Keep in mind that global demand for oil has merely slowed, not shrunk. Meanwhile, Americans are sopping up cheap gasoline: Last year, car sales set a record, with gas-guzzling pickups leading the way. This type of behavior will help suck up oversupply, says William Blair portfolio manager Brian Singer. "People will produce less oil and use more of it, and eventually prices will find an equilibrium," says Singer, who puts oil at $45 in the next two to four years.

While you're waiting, you can minimize risks in a couple of ways. For starters, focus on low-cost sector funds, like iShares North American Natural Resources ETF . This portfolio, which is on our Money 50 list of recommended mutual and exchange-traded funds, owns more than 90 energy stocks, ranging from drillers to oil-services firms to pipeline operators.
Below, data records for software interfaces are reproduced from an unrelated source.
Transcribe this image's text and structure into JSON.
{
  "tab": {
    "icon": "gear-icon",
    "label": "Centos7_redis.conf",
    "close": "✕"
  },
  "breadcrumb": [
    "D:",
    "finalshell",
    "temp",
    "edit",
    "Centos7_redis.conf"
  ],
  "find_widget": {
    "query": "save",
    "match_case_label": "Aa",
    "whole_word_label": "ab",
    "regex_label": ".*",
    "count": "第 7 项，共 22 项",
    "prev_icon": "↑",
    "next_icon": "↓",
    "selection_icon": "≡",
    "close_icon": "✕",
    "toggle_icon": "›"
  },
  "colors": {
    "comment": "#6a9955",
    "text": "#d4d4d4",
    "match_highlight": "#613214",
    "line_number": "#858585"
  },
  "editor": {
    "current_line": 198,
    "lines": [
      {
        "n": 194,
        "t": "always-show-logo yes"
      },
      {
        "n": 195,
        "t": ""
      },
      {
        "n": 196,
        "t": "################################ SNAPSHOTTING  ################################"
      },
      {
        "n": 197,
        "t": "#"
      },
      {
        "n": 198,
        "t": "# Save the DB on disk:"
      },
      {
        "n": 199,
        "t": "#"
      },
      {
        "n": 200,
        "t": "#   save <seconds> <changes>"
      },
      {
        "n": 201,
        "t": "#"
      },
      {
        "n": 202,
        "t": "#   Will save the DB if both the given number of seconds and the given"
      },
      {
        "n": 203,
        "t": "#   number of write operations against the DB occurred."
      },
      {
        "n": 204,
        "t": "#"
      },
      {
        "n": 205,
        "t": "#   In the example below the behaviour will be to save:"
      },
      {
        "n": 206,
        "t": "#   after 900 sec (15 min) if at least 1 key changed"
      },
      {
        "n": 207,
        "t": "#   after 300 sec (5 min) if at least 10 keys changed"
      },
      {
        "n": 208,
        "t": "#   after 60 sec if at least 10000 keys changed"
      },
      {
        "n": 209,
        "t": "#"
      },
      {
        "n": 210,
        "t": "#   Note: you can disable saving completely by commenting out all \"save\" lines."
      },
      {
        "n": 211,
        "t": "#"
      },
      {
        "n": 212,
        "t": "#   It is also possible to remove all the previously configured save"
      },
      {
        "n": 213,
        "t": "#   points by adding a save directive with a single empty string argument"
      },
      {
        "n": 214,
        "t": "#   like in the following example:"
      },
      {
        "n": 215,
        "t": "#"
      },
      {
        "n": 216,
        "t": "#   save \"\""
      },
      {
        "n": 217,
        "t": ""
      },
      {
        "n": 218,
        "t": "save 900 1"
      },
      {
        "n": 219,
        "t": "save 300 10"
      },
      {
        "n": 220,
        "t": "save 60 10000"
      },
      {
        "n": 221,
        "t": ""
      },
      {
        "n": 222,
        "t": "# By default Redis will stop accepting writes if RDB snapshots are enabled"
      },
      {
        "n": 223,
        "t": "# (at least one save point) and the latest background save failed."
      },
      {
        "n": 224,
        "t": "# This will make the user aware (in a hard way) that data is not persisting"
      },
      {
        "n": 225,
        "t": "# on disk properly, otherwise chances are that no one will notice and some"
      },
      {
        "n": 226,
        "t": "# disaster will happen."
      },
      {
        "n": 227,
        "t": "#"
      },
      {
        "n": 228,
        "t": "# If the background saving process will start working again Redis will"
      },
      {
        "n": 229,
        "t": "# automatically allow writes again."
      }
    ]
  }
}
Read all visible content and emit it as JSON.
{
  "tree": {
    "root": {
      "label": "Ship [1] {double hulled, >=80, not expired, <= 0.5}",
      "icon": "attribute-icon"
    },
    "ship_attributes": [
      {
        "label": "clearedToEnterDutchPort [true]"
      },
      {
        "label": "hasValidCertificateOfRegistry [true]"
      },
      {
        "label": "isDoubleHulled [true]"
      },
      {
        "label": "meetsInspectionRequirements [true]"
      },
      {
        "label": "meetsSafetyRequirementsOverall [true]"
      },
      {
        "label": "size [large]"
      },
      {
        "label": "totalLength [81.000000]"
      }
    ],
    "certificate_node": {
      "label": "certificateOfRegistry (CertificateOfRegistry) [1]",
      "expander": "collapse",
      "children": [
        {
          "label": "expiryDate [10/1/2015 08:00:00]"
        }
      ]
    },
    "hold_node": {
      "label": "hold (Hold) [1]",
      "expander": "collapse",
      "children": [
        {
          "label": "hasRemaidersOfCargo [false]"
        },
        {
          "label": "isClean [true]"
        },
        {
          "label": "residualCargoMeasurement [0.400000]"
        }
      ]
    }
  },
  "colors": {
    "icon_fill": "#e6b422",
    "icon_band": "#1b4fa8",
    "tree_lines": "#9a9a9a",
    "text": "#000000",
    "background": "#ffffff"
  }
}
This way, you don't have to guess which group will recover the fastest.

A smart way to bet on oil's recovery — with greater chance for growth — is not through a sector fund but with a regional portfolio. So-called frontier-market funds invest in small but fast-growing economies, many of which are tied to oil production. For instance, iShares MSCI Frontier 100 ETF holds nearly 23% of its assets in companies based in oil-rich Kuwait and another 11% in Nigeria.
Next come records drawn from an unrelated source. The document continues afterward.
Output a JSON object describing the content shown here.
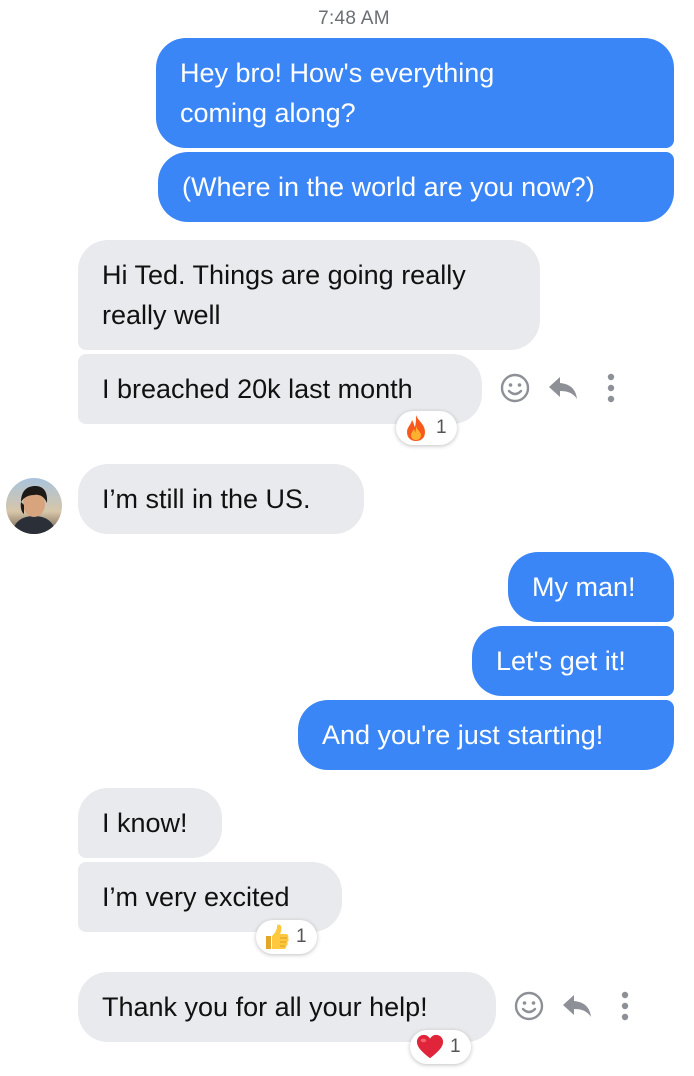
{
  "timestamp": "7:48 AM",
  "colors": {
    "outgoing_bubble": "#3b86f7",
    "incoming_bubble": "#e9eaed",
    "outgoing_text": "#ffffff",
    "incoming_text": "#111111",
    "timestamp_text": "#6b6e73"
  },
  "messages": [
    {
      "direction": "outgoing",
      "lines": [
        "Hey bro! How's everything",
        "coming along?"
      ]
    },
    {
      "direction": "outgoing",
      "text": "(Where in the world are you now?)"
    },
    {
      "direction": "incoming",
      "lines": [
        "Hi Ted. Things are going really",
        "really well"
      ]
    },
    {
      "direction": "incoming",
      "text": "I breached 20k last month",
      "reaction": {
        "icon": "fire-emoji",
        "count": "1"
      }
    },
    {
      "direction": "incoming",
      "text": "I’m still in the US."
    },
    {
      "direction": "outgoing",
      "text": "My man!"
    },
    {
      "direction": "outgoing",
      "text": "Let's get it!"
    },
    {
      "direction": "outgoing",
      "text": "And you're just starting!"
    },
    {
      "direction": "incoming",
      "text": "I know!"
    },
    {
      "direction": "incoming",
      "text": "I’m very excited",
      "reaction": {
        "icon": "thumbs-up-emoji",
        "count": "1"
      }
    },
    {
      "direction": "incoming",
      "text": "Thank you for all your help!",
      "reaction": {
        "icon": "red-heart-emoji",
        "count": "1"
      }
    }
  ],
  "message_actions": [
    "smiley-react-icon",
    "reply-arrow-icon",
    "more-vertical-icon"
  ]
}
Overall, less than 10% of the fund is directly in energy. The bulk of the fund is invested in financial, telecom, and consumer companies whose customers will benefit from rising oil prices. The result: an average earnings growth rate of 14%, vs. 8% for energy funds.

The ride can still be wild. Shares of this ETF are down more than 21% over the past year, vs. a 37% decline for the average energy stock sector fund. However, over the past three years, Frontier 100 has lost 2% annually, vs. the 16% decline for energy funds.

Focus on Quality Too

Betting on beaten-down stocks is generally regarded as a conservative strategy, since it involves buying shares that are already down. But it's not without risks. For starters, there's the market itself. While most economists don't think the U.S. economy is headed for a recession this year, stock declines are often seen as a leading indicator of economic trouble. And at around 75 months, this expansion is the third longest since World War II.

If the economy is indeed slowing, bargain hunters may face another bout of pain. Recent research by Russell Investments found that value stocks typically lag in the 12 months prior to a recession's trough. It's only after the economy starts expanding that value tends to leap ahead.

So how do you ride out a possible storm while still adhering to this strategy? Go with undervalued shares of high-quality companies. Quality stocks — shares of businesses with attributes such as strong but steady profit growth and relatively little debt — tend to outperform in the long run with less of the volatility associated with lousy economies.

A good way to capture these stocks is through a fund such as PowerShares S&P 500 High Quality ETF , which is on the Money 50 list. Among the fund's top holdings are Walmart and Union Pacific , whose shares are down more than 20% since 2015.

Over the past five years, SPHQ has lost about 25% less than the market in months when stocks have fallen. Yet during that same stretch, the fund has beaten 99% of its peers.

Seek Bargains in Another Way

If you embrace value investing, you have to be in it for the long haul. While bargain hunting wins out over time, this strategy can lag for years. In fact, value stocks have trailed shares of fast-growing companies by two percentage points annually over the past decade.

This doesn't mean you should turn your back on value, especially now that the strategy itself has been beaten down for so long. But you can make the wait more tolerable by trimming your investment fees, which are a drag on returns.

The average large value-stock fund charges 1.11% of assets in fees a year, according to Morningstar. Yet in recent years there has been a profusion of low-cost index funds and ETFs that give you exposure to various aspects of value.

In the Money 50, a good example is PowerShares FTSE RAFI U.S. 1000 , which charges just 0.39% a year. It offers exposure to the broad market but keeps larger stakes in value-oriented shares. Over the past decade the ETF has returned 6.7% annually, which is 2.2 percentage points better than the typical value fund.